-- Work to complete --
The required output is the whole listing below, unchanged.

-- Raw data --
= = = =

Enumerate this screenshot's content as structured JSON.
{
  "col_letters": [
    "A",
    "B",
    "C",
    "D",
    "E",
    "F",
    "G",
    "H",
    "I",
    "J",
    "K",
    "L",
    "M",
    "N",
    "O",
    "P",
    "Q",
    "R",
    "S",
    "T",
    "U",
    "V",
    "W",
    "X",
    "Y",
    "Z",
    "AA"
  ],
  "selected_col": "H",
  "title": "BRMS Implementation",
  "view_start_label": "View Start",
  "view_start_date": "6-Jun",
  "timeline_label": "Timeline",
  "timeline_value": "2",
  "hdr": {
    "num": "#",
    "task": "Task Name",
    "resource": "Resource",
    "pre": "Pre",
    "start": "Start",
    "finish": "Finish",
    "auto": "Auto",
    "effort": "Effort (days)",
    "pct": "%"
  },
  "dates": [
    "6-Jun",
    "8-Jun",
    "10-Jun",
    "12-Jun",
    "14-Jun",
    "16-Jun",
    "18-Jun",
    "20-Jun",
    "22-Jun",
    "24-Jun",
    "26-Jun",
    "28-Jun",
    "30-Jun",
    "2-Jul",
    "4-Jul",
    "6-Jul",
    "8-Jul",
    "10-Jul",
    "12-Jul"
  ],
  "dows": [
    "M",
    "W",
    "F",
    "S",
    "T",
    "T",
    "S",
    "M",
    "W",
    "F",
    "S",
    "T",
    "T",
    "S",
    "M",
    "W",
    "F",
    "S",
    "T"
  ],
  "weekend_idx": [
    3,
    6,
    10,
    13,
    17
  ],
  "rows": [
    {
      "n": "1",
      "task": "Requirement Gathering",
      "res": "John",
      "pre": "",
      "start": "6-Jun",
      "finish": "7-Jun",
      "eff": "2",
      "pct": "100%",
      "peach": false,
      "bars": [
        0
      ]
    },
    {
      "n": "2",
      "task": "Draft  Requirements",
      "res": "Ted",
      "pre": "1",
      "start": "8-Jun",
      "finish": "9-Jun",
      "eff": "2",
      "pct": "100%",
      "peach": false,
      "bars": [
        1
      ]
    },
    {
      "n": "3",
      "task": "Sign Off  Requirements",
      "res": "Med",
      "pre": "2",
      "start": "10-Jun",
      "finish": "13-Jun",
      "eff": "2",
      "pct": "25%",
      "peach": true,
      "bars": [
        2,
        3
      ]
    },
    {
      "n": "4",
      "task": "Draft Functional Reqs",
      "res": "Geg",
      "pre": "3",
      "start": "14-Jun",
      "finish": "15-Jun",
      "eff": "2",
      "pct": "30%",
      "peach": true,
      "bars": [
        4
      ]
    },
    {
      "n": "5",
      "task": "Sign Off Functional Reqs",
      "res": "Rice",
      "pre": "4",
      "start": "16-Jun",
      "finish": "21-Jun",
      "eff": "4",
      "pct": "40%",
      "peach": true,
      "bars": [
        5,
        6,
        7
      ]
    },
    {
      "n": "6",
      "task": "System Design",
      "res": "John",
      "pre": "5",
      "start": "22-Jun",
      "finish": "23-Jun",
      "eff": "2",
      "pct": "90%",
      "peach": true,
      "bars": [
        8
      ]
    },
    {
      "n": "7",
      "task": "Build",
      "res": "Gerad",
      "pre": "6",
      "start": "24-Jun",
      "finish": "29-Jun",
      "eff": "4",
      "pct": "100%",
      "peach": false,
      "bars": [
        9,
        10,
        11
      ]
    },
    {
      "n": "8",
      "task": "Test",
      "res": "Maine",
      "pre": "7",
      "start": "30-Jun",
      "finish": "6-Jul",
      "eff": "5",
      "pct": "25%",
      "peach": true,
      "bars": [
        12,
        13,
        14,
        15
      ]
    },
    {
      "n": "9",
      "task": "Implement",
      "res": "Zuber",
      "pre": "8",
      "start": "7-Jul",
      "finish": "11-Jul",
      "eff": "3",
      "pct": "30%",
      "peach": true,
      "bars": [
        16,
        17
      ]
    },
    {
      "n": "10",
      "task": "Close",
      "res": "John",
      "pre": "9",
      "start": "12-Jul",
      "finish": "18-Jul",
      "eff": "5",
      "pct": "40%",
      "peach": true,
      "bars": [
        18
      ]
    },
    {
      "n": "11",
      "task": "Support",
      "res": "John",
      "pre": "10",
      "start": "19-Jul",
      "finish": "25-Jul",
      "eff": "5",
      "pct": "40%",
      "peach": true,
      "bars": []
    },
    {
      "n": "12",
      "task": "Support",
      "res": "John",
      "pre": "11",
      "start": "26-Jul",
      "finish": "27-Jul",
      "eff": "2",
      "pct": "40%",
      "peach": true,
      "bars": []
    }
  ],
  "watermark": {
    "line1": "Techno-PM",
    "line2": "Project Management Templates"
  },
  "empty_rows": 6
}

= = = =

-- Completed task --
Enumerate this screenshot's content as structured JSON.
{
  "col_letters": [
    "A",
    "B",
    "C",
    "D",
    "E",
    "F",
    "G",
    "H",
    "I",
    "J",
    "K",
    "L",
    "M",
    "N",
    "O",
    "P",
    "Q",
    "R",
    "S",
    "T",
    "U",
    "V",
    "W",
    "X",
    "Y",
    "Z",
    "AA"
  ],
  "selected_col": "H",
  "title": "BRMS Implementation",
  "view_start_label": "View Start",
  "view_start_date": "6-Jun",
  "timeline_label": "Timeline",
  "timeline_value": "2",
  "hdr": {
    "num": "#",
    "task": "Task Name",
    "resource": "Resource",
    "pre": "Pre",
    "start": "Start",
    "finish": "Finish",
    "auto": "Auto",
    "effort": "Effort (days)",
    "pct": "%"
  },
  "dates": [
    "6-Jun",
    "8-Jun",
    "10-Jun",
    "12-Jun",
    "14-Jun",
    "16-Jun",
    "18-Jun",
    "20-Jun",
    "22-Jun",
    "24-Jun",
    "26-Jun",
    "28-Jun",
    "30-Jun",
    "2-Jul",
    "4-Jul",
    "6-Jul",
    "8-Jul",
    "10-Jul",
    "12-Jul"
  ],
  "dows": [
    "M",
    "W",
    "F",
    "S",
    "T",
    "T",
    "S",
    "M",
    "W",
    "F",
    "S",
    "T",
    "T",
    "S",
    "M",
    "W",
    "F",
    "S",
    "T"
  ],
  "weekend_idx": [
    3,
    6,
    10,
    13,
    17
  ],
  "rows": [
    {
      "n": "1",
      "task": "Requirement Gathering",
      "res": "John",
      "pre": "",
      "start": "6-Jun",
      "finish": "7-Jun",
      "eff": "2",
      "pct": "100%",
      "peach": false,
      "bars": [
        0
      ]
    },
    {
      "n": "2",
      "task": "Draft  Requirements",
      "res": "Ted",
      "pre": "1",
      "start": "8-Jun",
      "finish": "9-Jun",
      "eff": "2",
      "pct": "100%",
      "peach": false,
      "bars": [
        1
      ]
    },
    {
      "n": "3",
      "task": "Sign Off  Requirements",
      "res": "Med",
      "pre": "2",
      "start": "10-Jun",
      "finish": "13-Jun",
      "eff": "2",
      "pct": "25%",
      "peach": true,
      "bars": [
        2,
        3
      ]
    },
    {
      "n": "4",
      "task": "Draft Functional Reqs",
      "res": "Geg",
      "pre": "3",
      "start": "14-Jun",
      "finish": "15-Jun",
      "eff": "2",
      "pct": "30%",
      "peach": true,
      "bars": [
        4
      ]
    },
    {
      "n": "5",
      "task": "Sign Off Functional Reqs",
      "res": "Rice",
      "pre": "4",
      "start": "16-Jun",
      "finish": "21-Jun",
      "eff": "4",
      "pct": "40%",
      "peach": true,
      "bars": [
        5,
        6,
        7
      ]
    },
    {
      "n": "6",
      "task": "System Design",
      "res": "John",
      "pre": "5",
      "start": "22-Jun",
      "finish": "23-Jun",
      "eff": "2",
      "pct": "90%",
      "peach": true,
      "bars": [
        8
      ]
    },
    {
      "n": "7",
      "task": "Build",
      "res": "Gerad",
      "pre": "6",
      "start": "24-Jun",
      "finish": "29-Jun",
      "eff": "4",
      "pct": "100%",
      "peach": false,
      "bars": [
        9,
        10,
        11
      ]
    },
    {
      "n": "8",
      "task": "Test",
      "res": "Maine",
      "pre": "7",
      "start": "30-Jun",
      "finish": "6-Jul",
      "eff": "5",
      "pct": "25%",
      "peach": true,
      "bars": [
        12,
        13,
        14,
        15
      ]
    },
    {
      "n": "9",
      "task": "Implement",
      "res": "Zuber",
      "pre": "8",
      "start": "7-Jul",
      "finish": "11-Jul",
      "eff": "3",
      "pct": "30%",
      "peach": true,
      "bars": [
        16,
        17
      ]
    },
    {
      "n": "10",
      "task": "Close",
      "res": "John",
      "pre": "9",
      "start": "12-Jul",
      "finish": "18-Jul",
      "eff": "5",
      "pct": "40%",
      "peach": true,
      "bars": [
        18
      ]
    },
    {
      "n": "11",
      "task": "Support",
      "res": "John",
      "pre": "10",
      "start": "19-Jul",
      "finish": "25-Jul",
      "eff": "5",
      "pct": "40%",
      "peach": true,
      "bars": []
    },
    {
      "n": "12",
      "task": "Support",
      "res": "John",
      "pre": "11",
      "start": "26-Jul",
      "finish": "27-Jul",
      "eff": "2",
      "pct": "40%",
      "peach": true,
      "bars": []
    }
  ],
  "watermark": {
    "line1": "Techno-PM",
    "line2": "Project Management Templates"
  },
  "empty_rows": 6
}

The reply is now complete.